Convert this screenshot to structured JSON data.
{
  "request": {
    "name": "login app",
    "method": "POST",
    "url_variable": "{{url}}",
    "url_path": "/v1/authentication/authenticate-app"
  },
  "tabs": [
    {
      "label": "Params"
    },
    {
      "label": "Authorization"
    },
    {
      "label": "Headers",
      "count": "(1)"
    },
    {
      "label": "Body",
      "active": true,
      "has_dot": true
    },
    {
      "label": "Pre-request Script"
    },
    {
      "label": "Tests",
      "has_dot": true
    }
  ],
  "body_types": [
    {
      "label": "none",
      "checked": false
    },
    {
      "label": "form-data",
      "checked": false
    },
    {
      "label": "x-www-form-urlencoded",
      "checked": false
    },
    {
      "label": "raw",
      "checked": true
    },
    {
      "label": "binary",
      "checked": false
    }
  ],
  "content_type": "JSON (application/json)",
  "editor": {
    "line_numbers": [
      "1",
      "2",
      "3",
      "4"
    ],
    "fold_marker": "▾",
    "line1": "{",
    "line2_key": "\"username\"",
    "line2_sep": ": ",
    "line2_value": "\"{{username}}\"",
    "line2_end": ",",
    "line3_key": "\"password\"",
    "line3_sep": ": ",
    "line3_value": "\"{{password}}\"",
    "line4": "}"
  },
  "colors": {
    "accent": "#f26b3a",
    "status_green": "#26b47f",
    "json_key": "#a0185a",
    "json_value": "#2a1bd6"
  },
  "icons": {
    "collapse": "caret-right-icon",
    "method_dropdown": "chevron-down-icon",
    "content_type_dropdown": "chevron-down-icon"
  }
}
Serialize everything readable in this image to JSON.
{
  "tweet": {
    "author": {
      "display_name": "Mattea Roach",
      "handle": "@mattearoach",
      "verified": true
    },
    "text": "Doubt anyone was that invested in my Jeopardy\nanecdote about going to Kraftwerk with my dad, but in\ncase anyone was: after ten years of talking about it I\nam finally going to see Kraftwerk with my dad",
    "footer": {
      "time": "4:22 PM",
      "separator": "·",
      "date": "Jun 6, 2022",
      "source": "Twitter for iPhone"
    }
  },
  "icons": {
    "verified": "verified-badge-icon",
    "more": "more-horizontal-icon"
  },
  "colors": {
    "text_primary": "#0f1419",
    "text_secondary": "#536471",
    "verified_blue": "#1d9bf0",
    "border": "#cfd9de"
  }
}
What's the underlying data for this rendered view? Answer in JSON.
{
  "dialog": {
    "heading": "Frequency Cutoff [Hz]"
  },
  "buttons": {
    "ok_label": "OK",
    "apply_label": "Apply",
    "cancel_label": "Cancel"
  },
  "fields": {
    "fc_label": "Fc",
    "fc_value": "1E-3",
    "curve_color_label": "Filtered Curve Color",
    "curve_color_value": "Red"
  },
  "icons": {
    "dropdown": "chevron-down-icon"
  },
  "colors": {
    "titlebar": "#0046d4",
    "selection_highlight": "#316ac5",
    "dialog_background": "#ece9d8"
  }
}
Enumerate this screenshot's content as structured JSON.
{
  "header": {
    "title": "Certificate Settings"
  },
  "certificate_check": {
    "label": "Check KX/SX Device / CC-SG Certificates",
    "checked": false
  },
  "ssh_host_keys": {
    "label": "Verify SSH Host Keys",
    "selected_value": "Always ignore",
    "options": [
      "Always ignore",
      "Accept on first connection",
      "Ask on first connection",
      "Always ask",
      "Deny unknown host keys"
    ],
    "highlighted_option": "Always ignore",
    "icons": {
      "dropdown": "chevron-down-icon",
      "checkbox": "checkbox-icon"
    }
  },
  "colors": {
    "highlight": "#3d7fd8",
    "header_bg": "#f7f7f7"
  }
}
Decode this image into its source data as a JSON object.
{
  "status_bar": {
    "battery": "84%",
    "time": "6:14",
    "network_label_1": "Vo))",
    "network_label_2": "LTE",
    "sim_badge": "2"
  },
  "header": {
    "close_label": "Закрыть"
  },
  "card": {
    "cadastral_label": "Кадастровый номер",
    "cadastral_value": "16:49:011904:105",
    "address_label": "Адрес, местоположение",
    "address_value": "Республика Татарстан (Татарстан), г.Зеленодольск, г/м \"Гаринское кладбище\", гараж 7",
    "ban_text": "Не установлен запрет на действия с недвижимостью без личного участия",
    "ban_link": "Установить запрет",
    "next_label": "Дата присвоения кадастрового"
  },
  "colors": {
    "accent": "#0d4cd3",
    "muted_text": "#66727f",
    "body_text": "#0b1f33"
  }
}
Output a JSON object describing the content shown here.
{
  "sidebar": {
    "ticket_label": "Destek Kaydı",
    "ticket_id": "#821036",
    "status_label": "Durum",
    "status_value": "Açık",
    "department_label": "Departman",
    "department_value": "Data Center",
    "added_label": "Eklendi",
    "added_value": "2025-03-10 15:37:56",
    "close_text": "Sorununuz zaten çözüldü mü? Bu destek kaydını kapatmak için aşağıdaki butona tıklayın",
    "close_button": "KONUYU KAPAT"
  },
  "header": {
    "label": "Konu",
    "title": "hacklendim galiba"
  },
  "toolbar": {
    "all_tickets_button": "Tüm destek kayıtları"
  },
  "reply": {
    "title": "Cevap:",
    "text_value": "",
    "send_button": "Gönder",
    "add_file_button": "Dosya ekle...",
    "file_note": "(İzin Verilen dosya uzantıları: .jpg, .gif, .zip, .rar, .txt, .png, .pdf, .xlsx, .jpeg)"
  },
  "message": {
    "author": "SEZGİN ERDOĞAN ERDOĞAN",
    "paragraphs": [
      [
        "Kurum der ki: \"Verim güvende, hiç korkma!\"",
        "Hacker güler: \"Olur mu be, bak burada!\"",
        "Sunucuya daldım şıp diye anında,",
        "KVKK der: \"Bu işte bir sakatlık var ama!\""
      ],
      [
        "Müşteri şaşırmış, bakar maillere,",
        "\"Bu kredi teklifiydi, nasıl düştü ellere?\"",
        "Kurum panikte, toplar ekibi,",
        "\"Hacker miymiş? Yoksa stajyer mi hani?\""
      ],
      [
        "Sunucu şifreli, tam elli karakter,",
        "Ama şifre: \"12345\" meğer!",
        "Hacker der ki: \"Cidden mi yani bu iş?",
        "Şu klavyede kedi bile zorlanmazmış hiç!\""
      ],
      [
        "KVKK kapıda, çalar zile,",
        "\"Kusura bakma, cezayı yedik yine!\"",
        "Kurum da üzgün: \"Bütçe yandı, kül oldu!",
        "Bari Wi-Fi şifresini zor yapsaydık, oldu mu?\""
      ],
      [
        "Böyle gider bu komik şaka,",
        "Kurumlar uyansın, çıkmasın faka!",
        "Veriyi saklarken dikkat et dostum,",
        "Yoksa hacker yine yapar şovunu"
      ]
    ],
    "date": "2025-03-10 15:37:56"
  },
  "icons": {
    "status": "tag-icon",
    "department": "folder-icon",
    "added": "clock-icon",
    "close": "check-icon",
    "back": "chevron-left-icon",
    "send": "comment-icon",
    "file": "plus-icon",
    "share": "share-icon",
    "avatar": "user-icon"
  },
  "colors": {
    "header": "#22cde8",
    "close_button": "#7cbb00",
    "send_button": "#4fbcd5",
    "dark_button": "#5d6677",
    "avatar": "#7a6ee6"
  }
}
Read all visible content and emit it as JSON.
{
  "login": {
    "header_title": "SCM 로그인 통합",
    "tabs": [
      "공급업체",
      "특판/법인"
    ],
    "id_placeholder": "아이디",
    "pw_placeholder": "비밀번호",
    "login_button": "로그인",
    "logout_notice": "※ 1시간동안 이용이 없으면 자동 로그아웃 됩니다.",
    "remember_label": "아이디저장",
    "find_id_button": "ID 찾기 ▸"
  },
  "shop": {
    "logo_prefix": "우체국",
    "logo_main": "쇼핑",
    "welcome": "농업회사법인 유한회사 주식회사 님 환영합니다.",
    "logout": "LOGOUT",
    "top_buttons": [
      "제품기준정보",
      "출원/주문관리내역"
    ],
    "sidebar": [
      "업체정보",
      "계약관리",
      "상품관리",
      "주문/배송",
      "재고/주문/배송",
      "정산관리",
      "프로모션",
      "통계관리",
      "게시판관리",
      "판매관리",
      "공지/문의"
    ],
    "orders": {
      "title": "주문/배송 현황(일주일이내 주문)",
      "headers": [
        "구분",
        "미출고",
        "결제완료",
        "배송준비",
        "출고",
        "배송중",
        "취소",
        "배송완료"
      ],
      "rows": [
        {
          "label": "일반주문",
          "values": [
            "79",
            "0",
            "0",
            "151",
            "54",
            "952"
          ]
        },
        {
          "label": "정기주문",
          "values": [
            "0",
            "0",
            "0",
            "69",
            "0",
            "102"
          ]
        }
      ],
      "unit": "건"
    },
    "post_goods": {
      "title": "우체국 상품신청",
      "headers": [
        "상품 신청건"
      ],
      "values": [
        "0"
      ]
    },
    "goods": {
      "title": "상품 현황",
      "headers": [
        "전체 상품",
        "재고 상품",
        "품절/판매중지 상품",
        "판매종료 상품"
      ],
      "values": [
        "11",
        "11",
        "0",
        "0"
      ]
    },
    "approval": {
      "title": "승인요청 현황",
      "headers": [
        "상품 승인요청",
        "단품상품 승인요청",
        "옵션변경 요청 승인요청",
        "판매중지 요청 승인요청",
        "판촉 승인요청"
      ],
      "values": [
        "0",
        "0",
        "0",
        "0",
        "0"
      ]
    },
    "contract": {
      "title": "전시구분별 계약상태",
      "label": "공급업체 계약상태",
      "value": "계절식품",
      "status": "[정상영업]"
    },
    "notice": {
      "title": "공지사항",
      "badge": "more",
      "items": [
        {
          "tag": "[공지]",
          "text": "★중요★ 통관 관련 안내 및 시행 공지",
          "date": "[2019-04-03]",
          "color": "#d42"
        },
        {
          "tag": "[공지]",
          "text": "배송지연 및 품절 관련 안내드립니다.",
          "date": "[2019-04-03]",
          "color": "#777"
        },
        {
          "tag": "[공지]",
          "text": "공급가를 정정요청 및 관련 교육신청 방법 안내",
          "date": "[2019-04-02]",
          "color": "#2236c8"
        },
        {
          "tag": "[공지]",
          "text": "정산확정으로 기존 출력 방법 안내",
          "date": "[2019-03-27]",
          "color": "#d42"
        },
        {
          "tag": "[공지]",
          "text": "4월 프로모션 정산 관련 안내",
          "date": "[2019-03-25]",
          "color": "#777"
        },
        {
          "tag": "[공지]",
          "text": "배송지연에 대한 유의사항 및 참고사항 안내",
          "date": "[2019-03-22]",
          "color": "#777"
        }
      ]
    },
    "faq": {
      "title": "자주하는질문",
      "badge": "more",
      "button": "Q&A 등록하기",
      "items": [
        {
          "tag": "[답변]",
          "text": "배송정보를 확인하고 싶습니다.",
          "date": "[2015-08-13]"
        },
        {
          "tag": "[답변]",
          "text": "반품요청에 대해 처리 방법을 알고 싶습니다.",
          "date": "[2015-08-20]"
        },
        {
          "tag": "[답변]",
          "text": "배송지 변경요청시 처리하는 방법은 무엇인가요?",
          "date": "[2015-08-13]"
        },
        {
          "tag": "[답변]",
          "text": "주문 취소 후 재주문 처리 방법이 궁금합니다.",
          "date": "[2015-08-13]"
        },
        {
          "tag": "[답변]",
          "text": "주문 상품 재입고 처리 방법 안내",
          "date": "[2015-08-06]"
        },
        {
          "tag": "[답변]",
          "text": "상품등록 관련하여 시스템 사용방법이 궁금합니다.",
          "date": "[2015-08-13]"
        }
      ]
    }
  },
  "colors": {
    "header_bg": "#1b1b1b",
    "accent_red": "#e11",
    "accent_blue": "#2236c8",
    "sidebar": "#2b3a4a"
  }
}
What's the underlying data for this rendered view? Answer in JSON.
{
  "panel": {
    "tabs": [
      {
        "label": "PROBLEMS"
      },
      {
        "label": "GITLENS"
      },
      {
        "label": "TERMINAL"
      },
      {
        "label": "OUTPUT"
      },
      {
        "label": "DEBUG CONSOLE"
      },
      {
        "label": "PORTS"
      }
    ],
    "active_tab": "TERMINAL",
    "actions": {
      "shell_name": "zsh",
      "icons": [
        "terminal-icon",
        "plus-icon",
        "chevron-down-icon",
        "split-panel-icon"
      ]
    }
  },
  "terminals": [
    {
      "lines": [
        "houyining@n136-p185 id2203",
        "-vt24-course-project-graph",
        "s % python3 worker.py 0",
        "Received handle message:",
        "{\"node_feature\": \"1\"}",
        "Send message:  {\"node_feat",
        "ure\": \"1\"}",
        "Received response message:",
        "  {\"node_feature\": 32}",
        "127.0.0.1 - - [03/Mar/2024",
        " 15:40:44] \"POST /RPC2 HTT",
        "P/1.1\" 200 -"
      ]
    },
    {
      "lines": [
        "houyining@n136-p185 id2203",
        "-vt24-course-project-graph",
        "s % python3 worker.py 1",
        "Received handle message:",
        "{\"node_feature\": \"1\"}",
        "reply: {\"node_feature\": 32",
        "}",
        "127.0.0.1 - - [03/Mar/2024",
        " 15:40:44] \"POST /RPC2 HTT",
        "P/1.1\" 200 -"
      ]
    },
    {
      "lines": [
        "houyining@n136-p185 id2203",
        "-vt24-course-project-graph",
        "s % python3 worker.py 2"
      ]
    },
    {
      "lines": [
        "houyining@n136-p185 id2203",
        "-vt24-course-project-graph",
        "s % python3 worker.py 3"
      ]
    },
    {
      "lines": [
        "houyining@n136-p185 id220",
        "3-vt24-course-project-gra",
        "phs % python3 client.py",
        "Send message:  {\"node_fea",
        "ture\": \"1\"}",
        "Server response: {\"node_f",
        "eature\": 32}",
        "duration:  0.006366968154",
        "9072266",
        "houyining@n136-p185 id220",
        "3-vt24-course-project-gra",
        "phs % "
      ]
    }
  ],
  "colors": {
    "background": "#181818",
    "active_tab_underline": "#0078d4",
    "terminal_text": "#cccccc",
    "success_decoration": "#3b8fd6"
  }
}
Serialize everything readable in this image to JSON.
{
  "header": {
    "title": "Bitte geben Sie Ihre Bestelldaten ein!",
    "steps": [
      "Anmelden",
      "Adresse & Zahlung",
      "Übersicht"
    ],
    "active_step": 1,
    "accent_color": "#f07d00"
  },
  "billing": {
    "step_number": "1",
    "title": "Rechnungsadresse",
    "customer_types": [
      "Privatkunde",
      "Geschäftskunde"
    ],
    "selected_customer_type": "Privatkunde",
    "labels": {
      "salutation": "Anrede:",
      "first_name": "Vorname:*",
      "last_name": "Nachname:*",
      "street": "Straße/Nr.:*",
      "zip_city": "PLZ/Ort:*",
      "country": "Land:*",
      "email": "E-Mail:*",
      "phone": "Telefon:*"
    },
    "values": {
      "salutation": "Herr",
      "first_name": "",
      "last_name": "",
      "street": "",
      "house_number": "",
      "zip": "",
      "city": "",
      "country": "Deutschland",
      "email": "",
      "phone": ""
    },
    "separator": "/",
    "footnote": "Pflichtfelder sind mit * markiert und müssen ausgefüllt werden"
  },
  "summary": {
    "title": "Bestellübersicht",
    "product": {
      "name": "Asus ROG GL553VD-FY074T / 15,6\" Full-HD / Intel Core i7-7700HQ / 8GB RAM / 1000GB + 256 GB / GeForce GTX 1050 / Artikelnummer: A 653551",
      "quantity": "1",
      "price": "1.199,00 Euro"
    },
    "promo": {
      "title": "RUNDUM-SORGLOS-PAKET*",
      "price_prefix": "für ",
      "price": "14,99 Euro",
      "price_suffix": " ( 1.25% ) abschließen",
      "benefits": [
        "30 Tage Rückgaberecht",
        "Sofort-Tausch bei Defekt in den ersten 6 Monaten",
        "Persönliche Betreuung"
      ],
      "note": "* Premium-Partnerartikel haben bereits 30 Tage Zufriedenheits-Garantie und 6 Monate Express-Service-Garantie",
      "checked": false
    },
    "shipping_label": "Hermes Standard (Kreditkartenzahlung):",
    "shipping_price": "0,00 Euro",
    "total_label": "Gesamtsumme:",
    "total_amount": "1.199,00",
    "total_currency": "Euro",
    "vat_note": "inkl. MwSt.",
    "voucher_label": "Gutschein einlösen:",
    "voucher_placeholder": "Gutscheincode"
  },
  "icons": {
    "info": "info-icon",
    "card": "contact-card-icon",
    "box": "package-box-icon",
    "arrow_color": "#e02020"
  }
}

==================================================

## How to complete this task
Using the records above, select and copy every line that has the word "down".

## Written reply
    "method_dropdown": "chevron-down-icon",
    "content_type_dropdown": "chevron-down-icon"
    "dropdown": "chevron-down-icon"
      "dropdown": "chevron-down-icon",
        "chevron-down-icon",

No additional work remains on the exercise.